“My initial thought when making a piece is 'what can I do with this piece of wood?' Forming the shape of the piece is always fascinating.

“I prefer making big pieces as I feel they have more clout and you can see the balance in the shape. It also means I can celebrate the features of the wood and show more of the grain compared to smaller pieces. However, I need to be careful when making my larger pieces as it is hard to control the tool and it can be quite dangerous.”

Wood properties

Lawson makes around 1000 pieces per year, mainly vessels, platters

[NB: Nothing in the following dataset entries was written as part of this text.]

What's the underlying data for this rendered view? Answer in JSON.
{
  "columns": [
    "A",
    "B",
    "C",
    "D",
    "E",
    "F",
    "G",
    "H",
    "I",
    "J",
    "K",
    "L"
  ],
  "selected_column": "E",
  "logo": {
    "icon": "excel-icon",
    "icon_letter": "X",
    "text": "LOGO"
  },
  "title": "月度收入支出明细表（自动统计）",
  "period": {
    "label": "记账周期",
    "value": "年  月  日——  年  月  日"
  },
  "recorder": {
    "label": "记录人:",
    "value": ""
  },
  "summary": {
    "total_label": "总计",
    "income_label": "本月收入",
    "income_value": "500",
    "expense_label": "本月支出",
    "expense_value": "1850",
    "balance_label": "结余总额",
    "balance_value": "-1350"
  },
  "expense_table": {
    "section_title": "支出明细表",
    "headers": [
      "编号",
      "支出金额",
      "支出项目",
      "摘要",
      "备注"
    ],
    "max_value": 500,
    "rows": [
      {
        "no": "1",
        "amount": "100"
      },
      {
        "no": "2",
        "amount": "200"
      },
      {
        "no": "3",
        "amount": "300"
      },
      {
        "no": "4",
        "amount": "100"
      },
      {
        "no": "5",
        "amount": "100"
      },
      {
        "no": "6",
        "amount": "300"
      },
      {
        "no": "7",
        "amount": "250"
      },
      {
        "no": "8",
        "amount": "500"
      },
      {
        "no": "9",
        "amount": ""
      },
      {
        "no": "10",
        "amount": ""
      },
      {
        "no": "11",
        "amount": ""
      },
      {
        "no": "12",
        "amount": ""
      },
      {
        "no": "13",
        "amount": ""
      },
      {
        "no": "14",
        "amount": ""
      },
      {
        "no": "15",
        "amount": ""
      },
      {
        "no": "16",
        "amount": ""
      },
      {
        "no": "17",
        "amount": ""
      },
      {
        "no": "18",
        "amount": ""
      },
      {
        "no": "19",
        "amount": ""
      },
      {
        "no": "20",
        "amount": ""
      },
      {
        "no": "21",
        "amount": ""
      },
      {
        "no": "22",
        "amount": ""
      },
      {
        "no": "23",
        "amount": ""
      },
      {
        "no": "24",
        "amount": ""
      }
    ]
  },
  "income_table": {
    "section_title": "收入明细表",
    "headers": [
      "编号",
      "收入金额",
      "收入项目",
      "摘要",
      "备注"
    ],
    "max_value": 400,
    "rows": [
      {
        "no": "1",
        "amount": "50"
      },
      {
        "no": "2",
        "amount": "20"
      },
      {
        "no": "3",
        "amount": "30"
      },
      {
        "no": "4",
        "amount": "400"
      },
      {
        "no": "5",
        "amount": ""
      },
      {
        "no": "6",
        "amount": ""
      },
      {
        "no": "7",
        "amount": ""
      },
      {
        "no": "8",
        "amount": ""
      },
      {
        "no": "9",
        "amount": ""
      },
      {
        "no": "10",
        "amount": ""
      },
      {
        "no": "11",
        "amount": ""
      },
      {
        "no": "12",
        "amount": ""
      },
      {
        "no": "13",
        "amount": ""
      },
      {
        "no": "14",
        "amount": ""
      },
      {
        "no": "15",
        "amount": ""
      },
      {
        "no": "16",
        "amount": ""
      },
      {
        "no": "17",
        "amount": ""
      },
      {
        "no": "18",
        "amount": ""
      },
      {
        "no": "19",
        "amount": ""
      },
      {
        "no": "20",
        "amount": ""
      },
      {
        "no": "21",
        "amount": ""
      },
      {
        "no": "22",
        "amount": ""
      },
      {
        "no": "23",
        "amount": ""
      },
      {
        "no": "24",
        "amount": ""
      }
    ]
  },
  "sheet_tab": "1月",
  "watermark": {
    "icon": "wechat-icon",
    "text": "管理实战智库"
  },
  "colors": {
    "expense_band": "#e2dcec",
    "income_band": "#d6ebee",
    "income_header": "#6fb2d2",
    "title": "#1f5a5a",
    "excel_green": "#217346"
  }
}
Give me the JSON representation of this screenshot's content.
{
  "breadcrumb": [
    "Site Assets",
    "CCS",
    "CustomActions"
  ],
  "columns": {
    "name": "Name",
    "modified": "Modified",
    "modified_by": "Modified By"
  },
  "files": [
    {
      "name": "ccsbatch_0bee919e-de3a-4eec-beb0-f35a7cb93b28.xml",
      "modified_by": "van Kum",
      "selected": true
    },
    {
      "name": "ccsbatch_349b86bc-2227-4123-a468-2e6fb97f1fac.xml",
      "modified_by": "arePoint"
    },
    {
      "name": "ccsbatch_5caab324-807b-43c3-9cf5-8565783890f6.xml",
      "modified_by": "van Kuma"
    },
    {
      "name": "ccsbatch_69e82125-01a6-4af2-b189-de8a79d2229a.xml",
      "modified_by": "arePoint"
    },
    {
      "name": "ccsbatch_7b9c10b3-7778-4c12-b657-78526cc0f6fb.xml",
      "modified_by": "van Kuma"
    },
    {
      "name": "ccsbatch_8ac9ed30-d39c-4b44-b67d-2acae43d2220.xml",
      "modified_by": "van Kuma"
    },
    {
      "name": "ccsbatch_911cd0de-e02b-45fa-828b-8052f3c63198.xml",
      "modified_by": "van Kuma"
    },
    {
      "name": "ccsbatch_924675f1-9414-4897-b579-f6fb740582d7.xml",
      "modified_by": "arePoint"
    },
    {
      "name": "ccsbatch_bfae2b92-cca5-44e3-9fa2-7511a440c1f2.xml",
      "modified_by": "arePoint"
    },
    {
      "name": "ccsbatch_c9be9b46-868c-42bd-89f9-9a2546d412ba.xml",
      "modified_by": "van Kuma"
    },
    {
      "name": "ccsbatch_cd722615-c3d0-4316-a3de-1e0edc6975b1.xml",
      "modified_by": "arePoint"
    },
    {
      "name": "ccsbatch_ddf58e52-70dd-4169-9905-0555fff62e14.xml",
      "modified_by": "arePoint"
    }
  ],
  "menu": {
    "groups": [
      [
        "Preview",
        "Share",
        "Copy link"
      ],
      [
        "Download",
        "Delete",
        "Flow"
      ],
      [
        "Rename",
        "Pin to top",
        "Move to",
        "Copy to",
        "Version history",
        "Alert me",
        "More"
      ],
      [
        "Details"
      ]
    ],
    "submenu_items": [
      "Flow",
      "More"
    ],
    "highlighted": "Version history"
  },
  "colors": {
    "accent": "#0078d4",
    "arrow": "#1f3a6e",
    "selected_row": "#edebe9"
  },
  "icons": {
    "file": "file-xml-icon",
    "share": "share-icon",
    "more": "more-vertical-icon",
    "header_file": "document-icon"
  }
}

and dishes. He likes to use Ash (F. excelsior) for salad bowls as it is clean and white and he avoids plastic looking finishes. He tends to minimise any embellishment on his work but he does sometimes carve and scorch, usually contrasting the scorching and texturing against non-enhanced work. He uses bog oak (Quercus spps) for some pieces as he loves the finished result despite finding it hard to work with. “Bog oak is very old and I like using it for my work but it's nasty stuff and it does tend to move around a lot as it dries. The smell and the dust infiltrate almost everywhere and it gets under your fingernails. It really does stink but the finished result is lovely so it's worth it,” he says.

“In one case, I quarter-sawed the whole of one batch in order to reduce splitting and to show the medullary ray figure. This also enabled me to re-turn much of the work after drying and to get a good finish. Some of these items were enhanced by liming – they sold like hot cakes!”

For sale

Lawson sells his work under the name Stormwood '87 and he has a strong association with The National Trust, selling around 70 per cent of his work through them. He also held annual exhibitions at Polesden Lacey and RHS Wisley for many years. His work has appeared at national shows, craft fairs, art galleries and in various publications. He is a member of the AWGB, is on the professional register of the Worshipful Company of Turners, and is listed with the Craft Council. In addition to National Trust shops and the Wisley shop, Lawson's work is also on display and sold through the Dansel Gallery in Dorset, one of the few good woodwork galleries in the UK. Have a look at their website: www.danselgallery.co.uk

However, his work is not available on the internet. “I prefer people to feel and handle my work rather than buy it on the Internet – that way they know exactly what they are getting and they can see the wood with all its flaws and its true beauty,” he states.


Lawson was tutored mainly by Chris Stott and his work is inspired by Mike Scott, whose work he came across in the late 1980s. “I love the fact that Mike was motivated by what he wanted to make rather than what sells. I particularly like his 'Amphitheatre' series as it was very daring and well-admired,” he explains.

“I also like the UK artists Paul Clare, Jules Tattersall, Ray Key, Stuart Mortimer and Joey Richardson, whose work is very delicate. From the USA, I like the work of David Ellsworth. Richard Raffan, a British turner living in Australia, also wrote several books, which heavily influenced my early woodturning efforts.”

Lawson would be just as happy focusing his energy on just one piece as he is making smaller items. As he reflects, “In my view, a great woodturner is one who gets the combination of art and craft just right. I do not demonstrate, teach, write books or belong to the celebrity turning fraternity. I just make and sell my work.”